Source: United Kingdom – Executive Government & Departments
Studies, published in The Lancet, report on the initial cases of the Wuhan coronavirus outbreak in china.
Prof Paul Hunter, Professor in Medicine, Norwich Medical School, University of East Anglia, said:
“This is a useful and important initial summary of the clinical presentation of the early cases. What comes through strongly is that the clinical features and epidemiology of the recent outbreak is very similar to SARS with one big difference – the relative lack of upper respiratory tract symptoms such as runny nose, sore throat and sneezing compared to what was seen in SARS. This is very important as sneezes and runny noses are a prime way for people to spread infection. It is possible that in the absence of such symptoms people early in the stages of the infection will be less infectious. If this is correct, providing people are referred to hospital and nursed using appropriate infection prevention protocols subsequent person to person spread can be reduced.”
Professor Tom Solomon, Director of the NIHR Health Protection Research Unit in Emerging Infections said:
“The early release of these preliminary data from 41 patients is very helpful. Specifically it gives us an indication of the symptoms that patients with the new coronavirus are likely to have. Fever, cough, fatigue and shortness of breath were common (occurring in at least half the patients who needed hospital admission). In contrast of upper respiratory tract symptoms, such as a runny nose and sore throat were not seen. Nor was diarrhoea which affected a quarter of the patients with SARS-Coronavirus. These data, which may help distinguish the new coronavirus from common coughs and colds, will help public health officials guide the public about when they should seek medical help.”

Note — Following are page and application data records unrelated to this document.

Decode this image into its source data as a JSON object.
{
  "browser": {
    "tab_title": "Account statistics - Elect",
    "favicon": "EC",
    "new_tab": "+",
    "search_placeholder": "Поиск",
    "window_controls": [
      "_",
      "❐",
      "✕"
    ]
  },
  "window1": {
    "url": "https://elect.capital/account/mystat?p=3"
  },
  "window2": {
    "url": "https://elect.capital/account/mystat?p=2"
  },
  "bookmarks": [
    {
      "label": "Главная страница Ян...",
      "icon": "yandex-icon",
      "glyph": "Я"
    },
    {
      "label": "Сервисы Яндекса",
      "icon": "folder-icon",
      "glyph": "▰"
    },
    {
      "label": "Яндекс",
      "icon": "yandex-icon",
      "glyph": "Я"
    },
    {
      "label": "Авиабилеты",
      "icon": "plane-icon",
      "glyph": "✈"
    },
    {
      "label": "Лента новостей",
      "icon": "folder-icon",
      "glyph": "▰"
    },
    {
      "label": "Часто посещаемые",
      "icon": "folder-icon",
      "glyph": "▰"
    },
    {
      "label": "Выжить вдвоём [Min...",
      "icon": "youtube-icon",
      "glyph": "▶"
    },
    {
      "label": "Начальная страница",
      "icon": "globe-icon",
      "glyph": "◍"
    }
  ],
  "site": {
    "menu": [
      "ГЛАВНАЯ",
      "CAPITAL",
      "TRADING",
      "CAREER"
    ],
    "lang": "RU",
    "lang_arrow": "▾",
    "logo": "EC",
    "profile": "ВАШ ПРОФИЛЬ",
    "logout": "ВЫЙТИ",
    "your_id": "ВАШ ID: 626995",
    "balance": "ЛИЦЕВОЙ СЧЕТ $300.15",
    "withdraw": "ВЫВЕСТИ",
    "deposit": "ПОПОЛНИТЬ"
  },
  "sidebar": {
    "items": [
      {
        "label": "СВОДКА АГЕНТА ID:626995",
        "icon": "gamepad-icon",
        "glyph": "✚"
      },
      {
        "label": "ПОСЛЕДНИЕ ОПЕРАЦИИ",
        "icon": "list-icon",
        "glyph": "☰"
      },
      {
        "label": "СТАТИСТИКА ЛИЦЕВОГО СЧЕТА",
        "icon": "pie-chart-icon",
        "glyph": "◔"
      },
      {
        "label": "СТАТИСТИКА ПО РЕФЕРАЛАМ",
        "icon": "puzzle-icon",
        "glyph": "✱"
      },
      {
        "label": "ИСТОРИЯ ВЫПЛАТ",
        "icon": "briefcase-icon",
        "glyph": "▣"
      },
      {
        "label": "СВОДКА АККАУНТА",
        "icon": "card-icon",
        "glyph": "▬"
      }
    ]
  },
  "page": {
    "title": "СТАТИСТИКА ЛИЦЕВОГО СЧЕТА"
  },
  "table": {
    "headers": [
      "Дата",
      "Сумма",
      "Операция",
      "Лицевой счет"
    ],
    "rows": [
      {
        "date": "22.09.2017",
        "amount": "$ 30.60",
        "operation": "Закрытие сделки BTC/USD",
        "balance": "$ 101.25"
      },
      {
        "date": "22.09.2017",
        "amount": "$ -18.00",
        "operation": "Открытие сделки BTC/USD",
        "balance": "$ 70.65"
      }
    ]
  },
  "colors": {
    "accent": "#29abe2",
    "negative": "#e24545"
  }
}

The paper ‘Clinical features of patients infected with 2019 novel coronavirus in Wuhan, China’ by Chaolin Huang et al. was published in The Lancet on Friday 24 January.
Declarations were not asked for on this occasion